To make matters a bit more complicated, most large urban areas, where 80% of the potential users of UAM vehicles are located, fall under Class B airspace (Class Bravo), which is the busiest and most regulated classification of the entire airspace management system. To enter Class Bravo airspace an aircraft has to be equipped in a very particular manner and receive clear and specific instructions to enter. Nothing that happens inside Class Bravo airspace is unmonitored and the flow of incoming and outgoing aircraft is a well-choreographed machine.
Given the rigorous safety standards and safety culture that are so well established, how are we going to add these two new players to the field while maintaining the same levels of safety and reliability? Not only that, how are we going to convince the FAA in the USA and EASA in Europe to do this at no extra cost and with no obvious benefits to them as regulators?
These agencies and the countless NASP’s (National Airspace Service Providers) around the world are mostly government agencies or not-for-profit private corporations such as Nav Canada, which is the ATC entity that manages over 3.3 million flights over Canadian territory every year. What would be the argument to convince these agencies to increase their workload exponentially, while being expected to maintain the same level of safety and reliability with no obvious benefit to them?

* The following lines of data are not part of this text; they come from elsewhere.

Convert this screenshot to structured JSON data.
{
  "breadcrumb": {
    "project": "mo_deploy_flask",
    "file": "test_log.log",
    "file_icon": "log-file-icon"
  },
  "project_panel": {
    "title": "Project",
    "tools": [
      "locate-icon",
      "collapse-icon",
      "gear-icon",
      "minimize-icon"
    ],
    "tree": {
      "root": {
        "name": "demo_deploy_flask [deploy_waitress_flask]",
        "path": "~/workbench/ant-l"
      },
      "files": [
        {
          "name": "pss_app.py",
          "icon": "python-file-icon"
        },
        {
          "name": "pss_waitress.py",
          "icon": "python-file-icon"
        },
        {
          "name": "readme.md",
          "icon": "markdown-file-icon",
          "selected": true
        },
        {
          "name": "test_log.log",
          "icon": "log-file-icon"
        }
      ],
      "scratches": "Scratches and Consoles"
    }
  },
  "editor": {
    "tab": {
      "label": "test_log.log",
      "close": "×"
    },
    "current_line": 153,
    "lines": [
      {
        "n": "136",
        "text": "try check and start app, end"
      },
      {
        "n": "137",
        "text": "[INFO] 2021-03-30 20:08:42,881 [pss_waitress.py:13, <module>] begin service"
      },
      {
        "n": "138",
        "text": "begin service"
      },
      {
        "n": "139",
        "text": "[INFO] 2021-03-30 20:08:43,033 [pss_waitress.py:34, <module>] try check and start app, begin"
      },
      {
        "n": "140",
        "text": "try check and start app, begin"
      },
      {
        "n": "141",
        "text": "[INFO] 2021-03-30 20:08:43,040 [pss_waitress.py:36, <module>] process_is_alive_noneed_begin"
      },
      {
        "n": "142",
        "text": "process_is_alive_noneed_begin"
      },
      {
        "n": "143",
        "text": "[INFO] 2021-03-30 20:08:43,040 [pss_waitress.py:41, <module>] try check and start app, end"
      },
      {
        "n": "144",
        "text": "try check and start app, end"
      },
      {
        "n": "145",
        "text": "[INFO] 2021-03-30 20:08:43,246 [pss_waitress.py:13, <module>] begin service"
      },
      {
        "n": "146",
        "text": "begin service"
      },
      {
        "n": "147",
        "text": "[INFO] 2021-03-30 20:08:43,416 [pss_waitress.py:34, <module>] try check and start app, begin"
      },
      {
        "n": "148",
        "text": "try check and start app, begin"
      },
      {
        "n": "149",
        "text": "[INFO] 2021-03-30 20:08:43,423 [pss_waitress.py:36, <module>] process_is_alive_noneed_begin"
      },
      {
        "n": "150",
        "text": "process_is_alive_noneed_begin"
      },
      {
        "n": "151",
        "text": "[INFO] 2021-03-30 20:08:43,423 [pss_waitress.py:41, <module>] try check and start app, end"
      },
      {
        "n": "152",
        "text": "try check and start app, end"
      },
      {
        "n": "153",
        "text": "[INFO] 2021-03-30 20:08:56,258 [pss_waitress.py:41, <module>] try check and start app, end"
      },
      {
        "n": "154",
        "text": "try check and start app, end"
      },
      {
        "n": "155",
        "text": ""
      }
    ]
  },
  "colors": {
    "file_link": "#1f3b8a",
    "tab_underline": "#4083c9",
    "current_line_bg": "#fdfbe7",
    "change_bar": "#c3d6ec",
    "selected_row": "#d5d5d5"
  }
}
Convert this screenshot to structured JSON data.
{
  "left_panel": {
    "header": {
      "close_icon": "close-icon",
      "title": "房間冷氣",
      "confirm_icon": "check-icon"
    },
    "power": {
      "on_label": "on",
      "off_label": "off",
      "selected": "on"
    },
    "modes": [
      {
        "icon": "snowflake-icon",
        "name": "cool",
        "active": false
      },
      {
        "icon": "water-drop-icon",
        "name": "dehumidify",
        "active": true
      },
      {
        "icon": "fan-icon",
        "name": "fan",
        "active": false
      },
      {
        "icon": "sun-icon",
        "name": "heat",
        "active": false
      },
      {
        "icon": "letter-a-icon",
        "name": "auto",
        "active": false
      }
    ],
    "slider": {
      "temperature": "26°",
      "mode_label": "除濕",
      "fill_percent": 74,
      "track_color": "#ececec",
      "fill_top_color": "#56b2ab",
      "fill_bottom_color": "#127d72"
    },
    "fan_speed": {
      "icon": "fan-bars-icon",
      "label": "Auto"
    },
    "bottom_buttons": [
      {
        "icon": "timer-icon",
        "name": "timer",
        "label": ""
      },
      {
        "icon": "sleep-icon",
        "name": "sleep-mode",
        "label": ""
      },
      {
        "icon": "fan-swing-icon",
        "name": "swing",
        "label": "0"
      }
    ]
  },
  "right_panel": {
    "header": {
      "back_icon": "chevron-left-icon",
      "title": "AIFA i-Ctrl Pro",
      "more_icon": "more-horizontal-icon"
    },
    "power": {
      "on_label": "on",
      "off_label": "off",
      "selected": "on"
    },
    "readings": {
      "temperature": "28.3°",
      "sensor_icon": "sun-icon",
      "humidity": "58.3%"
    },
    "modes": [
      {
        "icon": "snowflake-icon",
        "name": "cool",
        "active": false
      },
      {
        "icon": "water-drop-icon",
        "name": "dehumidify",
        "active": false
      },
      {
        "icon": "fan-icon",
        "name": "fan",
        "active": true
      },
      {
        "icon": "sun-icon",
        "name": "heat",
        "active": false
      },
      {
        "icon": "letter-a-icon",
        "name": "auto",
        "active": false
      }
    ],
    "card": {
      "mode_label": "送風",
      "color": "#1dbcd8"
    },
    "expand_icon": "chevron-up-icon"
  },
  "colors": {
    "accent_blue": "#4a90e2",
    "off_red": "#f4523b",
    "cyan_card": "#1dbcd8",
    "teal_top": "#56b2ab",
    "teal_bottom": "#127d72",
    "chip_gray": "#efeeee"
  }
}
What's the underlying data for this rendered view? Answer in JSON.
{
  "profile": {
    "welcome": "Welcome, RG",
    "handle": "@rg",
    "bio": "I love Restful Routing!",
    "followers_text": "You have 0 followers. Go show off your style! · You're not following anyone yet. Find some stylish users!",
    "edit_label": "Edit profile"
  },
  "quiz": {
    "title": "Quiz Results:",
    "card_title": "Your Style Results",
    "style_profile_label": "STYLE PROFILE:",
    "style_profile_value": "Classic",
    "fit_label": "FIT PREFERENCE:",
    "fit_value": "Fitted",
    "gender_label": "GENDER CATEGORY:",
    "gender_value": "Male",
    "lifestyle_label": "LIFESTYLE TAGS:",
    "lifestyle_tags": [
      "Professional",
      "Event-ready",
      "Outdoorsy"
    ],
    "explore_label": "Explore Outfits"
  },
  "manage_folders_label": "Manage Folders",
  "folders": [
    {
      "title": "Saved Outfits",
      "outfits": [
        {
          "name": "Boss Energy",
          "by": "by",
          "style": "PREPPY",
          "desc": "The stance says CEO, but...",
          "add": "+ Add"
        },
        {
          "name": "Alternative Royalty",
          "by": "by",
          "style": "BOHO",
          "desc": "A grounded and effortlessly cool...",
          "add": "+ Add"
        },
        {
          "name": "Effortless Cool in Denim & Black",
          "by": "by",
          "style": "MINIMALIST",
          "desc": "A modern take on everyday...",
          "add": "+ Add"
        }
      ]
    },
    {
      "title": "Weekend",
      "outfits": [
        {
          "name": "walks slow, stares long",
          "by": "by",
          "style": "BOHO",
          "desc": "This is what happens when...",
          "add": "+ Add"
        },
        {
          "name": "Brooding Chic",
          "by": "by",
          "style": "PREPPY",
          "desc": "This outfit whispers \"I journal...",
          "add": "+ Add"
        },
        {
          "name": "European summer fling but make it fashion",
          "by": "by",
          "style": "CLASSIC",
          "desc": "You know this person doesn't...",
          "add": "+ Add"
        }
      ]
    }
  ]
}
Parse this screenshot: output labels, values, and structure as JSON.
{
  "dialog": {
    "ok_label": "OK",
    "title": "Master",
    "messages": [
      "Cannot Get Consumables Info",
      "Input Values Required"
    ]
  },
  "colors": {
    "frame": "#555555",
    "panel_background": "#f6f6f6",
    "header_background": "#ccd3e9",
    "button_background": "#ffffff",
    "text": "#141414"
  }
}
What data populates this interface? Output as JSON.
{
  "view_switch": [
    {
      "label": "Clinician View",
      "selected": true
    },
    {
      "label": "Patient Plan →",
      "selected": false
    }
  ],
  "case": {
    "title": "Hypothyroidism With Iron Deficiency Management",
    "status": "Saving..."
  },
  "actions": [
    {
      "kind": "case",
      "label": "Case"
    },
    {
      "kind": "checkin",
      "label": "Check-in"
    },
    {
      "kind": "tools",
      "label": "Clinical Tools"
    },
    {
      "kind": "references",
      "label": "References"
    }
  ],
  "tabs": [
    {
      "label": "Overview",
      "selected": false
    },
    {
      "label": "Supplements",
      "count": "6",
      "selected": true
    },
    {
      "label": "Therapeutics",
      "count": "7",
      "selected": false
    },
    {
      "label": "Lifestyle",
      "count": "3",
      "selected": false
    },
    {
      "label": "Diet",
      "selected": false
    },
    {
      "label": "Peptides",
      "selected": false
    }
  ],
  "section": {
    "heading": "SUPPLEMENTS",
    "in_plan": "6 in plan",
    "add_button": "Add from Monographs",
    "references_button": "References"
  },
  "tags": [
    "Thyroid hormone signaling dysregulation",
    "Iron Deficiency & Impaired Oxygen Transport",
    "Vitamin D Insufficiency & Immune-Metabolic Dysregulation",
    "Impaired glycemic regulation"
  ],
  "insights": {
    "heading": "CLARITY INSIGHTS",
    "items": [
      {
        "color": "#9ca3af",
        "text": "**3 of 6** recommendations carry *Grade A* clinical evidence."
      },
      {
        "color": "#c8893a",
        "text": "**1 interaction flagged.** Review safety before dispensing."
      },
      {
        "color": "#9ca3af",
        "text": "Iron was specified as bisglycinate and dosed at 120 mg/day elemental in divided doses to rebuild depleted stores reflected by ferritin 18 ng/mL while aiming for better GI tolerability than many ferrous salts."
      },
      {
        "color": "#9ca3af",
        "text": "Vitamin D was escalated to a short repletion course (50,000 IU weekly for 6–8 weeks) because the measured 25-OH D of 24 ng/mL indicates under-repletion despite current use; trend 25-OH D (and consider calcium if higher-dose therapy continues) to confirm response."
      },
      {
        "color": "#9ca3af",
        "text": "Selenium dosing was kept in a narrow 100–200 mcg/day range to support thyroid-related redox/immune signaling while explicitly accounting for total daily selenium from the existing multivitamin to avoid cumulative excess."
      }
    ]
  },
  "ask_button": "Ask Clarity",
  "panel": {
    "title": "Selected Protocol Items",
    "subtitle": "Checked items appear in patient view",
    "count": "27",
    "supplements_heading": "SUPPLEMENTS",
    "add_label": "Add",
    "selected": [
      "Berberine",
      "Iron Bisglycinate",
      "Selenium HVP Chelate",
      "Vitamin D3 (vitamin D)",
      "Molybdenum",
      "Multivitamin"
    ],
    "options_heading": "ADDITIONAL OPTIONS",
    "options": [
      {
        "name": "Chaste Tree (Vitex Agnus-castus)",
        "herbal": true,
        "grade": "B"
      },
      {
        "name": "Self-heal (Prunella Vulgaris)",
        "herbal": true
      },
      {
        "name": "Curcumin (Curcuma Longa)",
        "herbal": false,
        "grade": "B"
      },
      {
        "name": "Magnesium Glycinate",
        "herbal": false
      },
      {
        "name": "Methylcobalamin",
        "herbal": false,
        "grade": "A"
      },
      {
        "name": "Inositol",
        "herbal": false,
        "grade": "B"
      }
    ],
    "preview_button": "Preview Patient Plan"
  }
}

In conclusion, the challenge for aircraft manufacturers is not to come up with a beautiful and practical design that satisfies all the safety requirements of its flight characteristics, but to also address the challenges of adding this novel technology to the NAS in a manner that guarantees the safety and reliability of the current system while at the same time remaining profitable in this new industry.